-- THE DATA --

───

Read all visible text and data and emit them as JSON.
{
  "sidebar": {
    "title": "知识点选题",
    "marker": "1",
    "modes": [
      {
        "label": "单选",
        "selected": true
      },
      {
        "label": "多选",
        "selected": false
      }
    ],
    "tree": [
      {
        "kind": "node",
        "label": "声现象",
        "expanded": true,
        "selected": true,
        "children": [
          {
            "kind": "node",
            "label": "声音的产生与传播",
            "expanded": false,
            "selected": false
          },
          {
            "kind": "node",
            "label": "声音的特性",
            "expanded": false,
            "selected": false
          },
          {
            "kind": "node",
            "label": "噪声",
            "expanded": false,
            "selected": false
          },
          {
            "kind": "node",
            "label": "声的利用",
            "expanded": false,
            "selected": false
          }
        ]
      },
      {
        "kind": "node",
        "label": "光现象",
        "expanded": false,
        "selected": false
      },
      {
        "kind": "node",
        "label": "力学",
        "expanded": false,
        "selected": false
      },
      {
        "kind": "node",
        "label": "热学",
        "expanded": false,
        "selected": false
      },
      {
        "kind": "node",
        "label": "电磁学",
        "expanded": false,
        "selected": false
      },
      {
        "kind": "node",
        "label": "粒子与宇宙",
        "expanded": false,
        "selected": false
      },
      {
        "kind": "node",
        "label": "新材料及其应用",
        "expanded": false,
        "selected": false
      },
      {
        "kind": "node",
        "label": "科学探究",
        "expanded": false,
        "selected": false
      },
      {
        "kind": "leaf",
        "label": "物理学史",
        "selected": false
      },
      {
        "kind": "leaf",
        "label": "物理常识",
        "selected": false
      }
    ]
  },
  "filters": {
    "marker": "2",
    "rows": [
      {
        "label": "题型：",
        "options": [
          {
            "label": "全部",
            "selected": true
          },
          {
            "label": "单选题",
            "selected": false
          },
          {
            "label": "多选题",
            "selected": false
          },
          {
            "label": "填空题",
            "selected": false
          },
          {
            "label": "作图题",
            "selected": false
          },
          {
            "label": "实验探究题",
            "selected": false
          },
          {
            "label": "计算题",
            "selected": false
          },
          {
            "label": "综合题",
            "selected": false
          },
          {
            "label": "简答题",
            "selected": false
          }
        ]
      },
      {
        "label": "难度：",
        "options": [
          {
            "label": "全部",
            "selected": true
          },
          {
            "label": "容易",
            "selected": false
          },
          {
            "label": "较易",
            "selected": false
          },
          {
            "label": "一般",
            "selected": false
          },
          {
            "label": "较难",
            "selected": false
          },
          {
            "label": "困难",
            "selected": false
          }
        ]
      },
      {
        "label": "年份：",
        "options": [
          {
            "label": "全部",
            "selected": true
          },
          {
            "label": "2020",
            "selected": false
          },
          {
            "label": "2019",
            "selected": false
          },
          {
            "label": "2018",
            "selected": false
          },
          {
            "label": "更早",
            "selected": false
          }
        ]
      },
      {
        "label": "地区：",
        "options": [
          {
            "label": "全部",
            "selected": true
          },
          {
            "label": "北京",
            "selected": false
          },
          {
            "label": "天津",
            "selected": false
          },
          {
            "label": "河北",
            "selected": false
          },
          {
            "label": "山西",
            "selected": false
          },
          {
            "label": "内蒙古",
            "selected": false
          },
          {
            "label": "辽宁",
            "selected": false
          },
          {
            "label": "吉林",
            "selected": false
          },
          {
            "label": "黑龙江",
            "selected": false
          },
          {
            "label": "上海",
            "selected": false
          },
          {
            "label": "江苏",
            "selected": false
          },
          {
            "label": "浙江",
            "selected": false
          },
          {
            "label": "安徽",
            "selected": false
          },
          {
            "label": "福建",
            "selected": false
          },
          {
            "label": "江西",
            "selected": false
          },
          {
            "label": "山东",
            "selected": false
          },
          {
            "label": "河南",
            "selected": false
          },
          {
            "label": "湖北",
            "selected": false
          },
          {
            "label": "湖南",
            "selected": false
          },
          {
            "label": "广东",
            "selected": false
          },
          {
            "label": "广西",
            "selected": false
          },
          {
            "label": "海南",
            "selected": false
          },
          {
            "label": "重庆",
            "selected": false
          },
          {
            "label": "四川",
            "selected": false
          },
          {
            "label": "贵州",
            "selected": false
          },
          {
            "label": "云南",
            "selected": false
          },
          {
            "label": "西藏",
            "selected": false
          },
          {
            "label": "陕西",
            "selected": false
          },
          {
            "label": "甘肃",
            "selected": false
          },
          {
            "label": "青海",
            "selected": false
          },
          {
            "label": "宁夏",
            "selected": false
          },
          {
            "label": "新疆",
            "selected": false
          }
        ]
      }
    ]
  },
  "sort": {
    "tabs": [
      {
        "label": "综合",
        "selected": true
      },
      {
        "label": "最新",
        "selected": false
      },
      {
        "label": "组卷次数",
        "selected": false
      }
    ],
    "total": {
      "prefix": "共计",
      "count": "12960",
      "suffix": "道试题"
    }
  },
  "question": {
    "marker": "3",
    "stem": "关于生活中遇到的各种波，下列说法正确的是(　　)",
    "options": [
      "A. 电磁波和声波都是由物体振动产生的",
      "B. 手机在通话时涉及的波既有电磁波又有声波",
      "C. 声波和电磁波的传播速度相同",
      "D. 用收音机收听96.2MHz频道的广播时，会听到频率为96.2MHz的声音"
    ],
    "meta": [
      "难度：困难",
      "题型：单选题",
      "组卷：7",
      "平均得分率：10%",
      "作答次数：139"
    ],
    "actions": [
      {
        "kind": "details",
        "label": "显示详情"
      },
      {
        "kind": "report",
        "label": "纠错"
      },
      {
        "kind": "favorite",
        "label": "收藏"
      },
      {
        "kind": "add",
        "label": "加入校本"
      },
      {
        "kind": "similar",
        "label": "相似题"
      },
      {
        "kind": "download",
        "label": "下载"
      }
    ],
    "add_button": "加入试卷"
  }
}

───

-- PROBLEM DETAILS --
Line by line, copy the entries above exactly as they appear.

-- EXERCISE SOLUTION --
Read all visible text and data and emit them as JSON.
{
  "sidebar": {
    "title": "知识点选题",
    "marker": "1",
    "modes": [
      {
        "label": "单选",
        "selected": true
      },
      {
        "label": "多选",
        "selected": false
      }
    ],
    "tree": [
      {
        "kind": "node",
        "label": "声现象",
        "expanded": true,
        "selected": true,
        "children": [
          {
            "kind": "node",
            "label": "声音的产生与传播",
            "expanded": false,
            "selected": false
          },
          {
            "kind": "node",
            "label": "声音的特性",
            "expanded": false,
            "selected": false
          },
          {
            "kind": "node",
            "label": "噪声",
            "expanded": false,
            "selected": false
          },
          {
            "kind": "node",
            "label": "声的利用",
            "expanded": false,
            "selected": false
          }
        ]
      },
      {
        "kind": "node",
        "label": "光现象",
        "expanded": false,
        "selected": false
      },
      {
        "kind": "node",
        "label": "力学",
        "expanded": false,
        "selected": false
      },
      {
        "kind": "node",
        "label": "热学",
        "expanded": false,
        "selected": false
      },
      {
        "kind": "node",
        "label": "电磁学",
        "expanded": false,
        "selected": false
      },
      {
        "kind": "node",
        "label": "粒子与宇宙",
        "expanded": false,
        "selected": false
      },
      {
        "kind": "node",
        "label": "新材料及其应用",
        "expanded": false,
        "selected": false
      },
      {
        "kind": "node",
        "label": "科学探究",
        "expanded": false,
        "selected": false
      },
      {
        "kind": "leaf",
        "label": "物理学史",
        "selected": false
      },
      {
        "kind": "leaf",
        "label": "物理常识",
        "selected": false
      }
    ]
  },
  "filters": {
    "marker": "2",
    "rows": [
      {
        "label": "题型：",
        "options": [
          {
            "label": "全部",
            "selected": true
          },
          {
            "label": "单选题",
            "selected": false
          },
          {
            "label": "多选题",
            "selected": false
          },
          {
            "label": "填空题",
            "selected": false
          },
          {
            "label": "作图题",
            "selected": false
          },
          {
            "label": "实验探究题",
            "selected": false
          },
          {
            "label": "计算题",
            "selected": false
          },
          {
            "label": "综合题",
            "selected": false
          },
          {
            "label": "简答题",
            "selected": false
          }
        ]
      },
      {
        "label": "难度：",
        "options": [
          {
            "label": "全部",
            "selected": true
          },
          {
            "label": "容易",
            "selected": false
          },
          {
            "label": "较易",
            "selected": false
          },
          {
            "label": "一般",
            "selected": false
          },
          {
            "label": "较难",
            "selected": false
          },
          {
            "label": "困难",
            "selected": false
          }
        ]
      },
      {
        "label": "年份：",
        "options": [
          {
            "label": "全部",
            "selected": true
          },
          {
            "label": "2020",
            "selected": false
          },
          {
            "label": "2019",
            "selected": false
          },
          {
            "label": "2018",
            "selected": false
          },
          {
            "label": "更早",
            "selected": false
          }
        ]
      },
      {
        "label": "地区：",
        "options": [
          {
            "label": "全部",
            "selected": true
          },
          {
            "label": "北京",
            "selected": false
          },
          {
            "label": "天津",
            "selected": false
          },
          {
            "label": "河北",
            "selected": false
          },
          {
            "label": "山西",
            "selected": false
          },
          {
            "label": "内蒙古",
            "selected": false
          },
          {
            "label": "辽宁",
            "selected": false
          },
          {
            "label": "吉林",
            "selected": false
          },
          {
            "label": "黑龙江",
            "selected": false
          },
          {
            "label": "上海",
            "selected": false
          },
          {
            "label": "江苏",
            "selected": false
          },
          {
            "label": "浙江",
            "selected": false
          },
          {
            "label": "安徽",
            "selected": false
          },
          {
            "label": "福建",
            "selected": false
          },
          {
            "label": "江西",
            "selected": false
          },
          {
            "label": "山东",
            "selected": false
          },
          {
            "label": "河南",
            "selected": false
          },
          {
            "label": "湖北",
            "selected": false
          },
          {
            "label": "湖南",
            "selected": false
          },
          {
            "label": "广东",
            "selected": false
          },
          {
            "label": "广西",
            "selected": false
          },
          {
            "label": "海南",
            "selected": false
          },
          {
            "label": "重庆",
            "selected": false
          },
          {
            "label": "四川",
            "selected": false
          },
          {
            "label": "贵州",
            "selected": false
          },
          {
            "label": "云南",
            "selected": false
          },
          {
            "label": "西藏",
            "selected": false
          },
          {
            "label": "陕西",
            "selected": false
          },
          {
            "label": "甘肃",
            "selected": false
          },
          {
            "label": "青海",
            "selected": false
          },
          {
            "label": "宁夏",
            "selected": false
          },
          {
            "label": "新疆",
            "selected": false
          }
        ]
      }
    ]
  },
  "sort": {
    "tabs": [
      {
        "label": "综合",
        "selected": true
      },
      {
        "label": "最新",
        "selected": false
      },
      {
        "label": "组卷次数",
        "selected": false
      }
    ],
    "total": {
      "prefix": "共计",
      "count": "12960",
      "suffix": "道试题"
    }
  },
  "question": {
    "marker": "3",
    "stem": "关于生活中遇到的各种波，下列说法正确的是(　　)",
    "options": [
      "A. 电磁波和声波都是由物体振动产生的",
      "B. 手机在通话时涉及的波既有电磁波又有声波",
      "C. 声波和电磁波的传播速度相同",
      "D. 用收音机收听96.2MHz频道的广播时，会听到频率为96.2MHz的声音"
    ],
    "meta": [
      "难度：困难",
      "题型：单选题",
      "组卷：7",
      "平均得分率：10%",
      "作答次数：139"
    ],
    "actions": [
      {
        "kind": "details",
        "label": "显示详情"
      },
      {
        "kind": "report",
        "label": "纠错"
      },
      {
        "kind": "favorite",
        "label": "收藏"
      },
      {
        "kind": "add",
        "label": "加入校本"
      },
      {
        "kind": "similar",
        "label": "相似题"
      },
      {
        "kind": "download",
        "label": "下载"
      }
    ],
    "add_button": "加入试卷"
  }
}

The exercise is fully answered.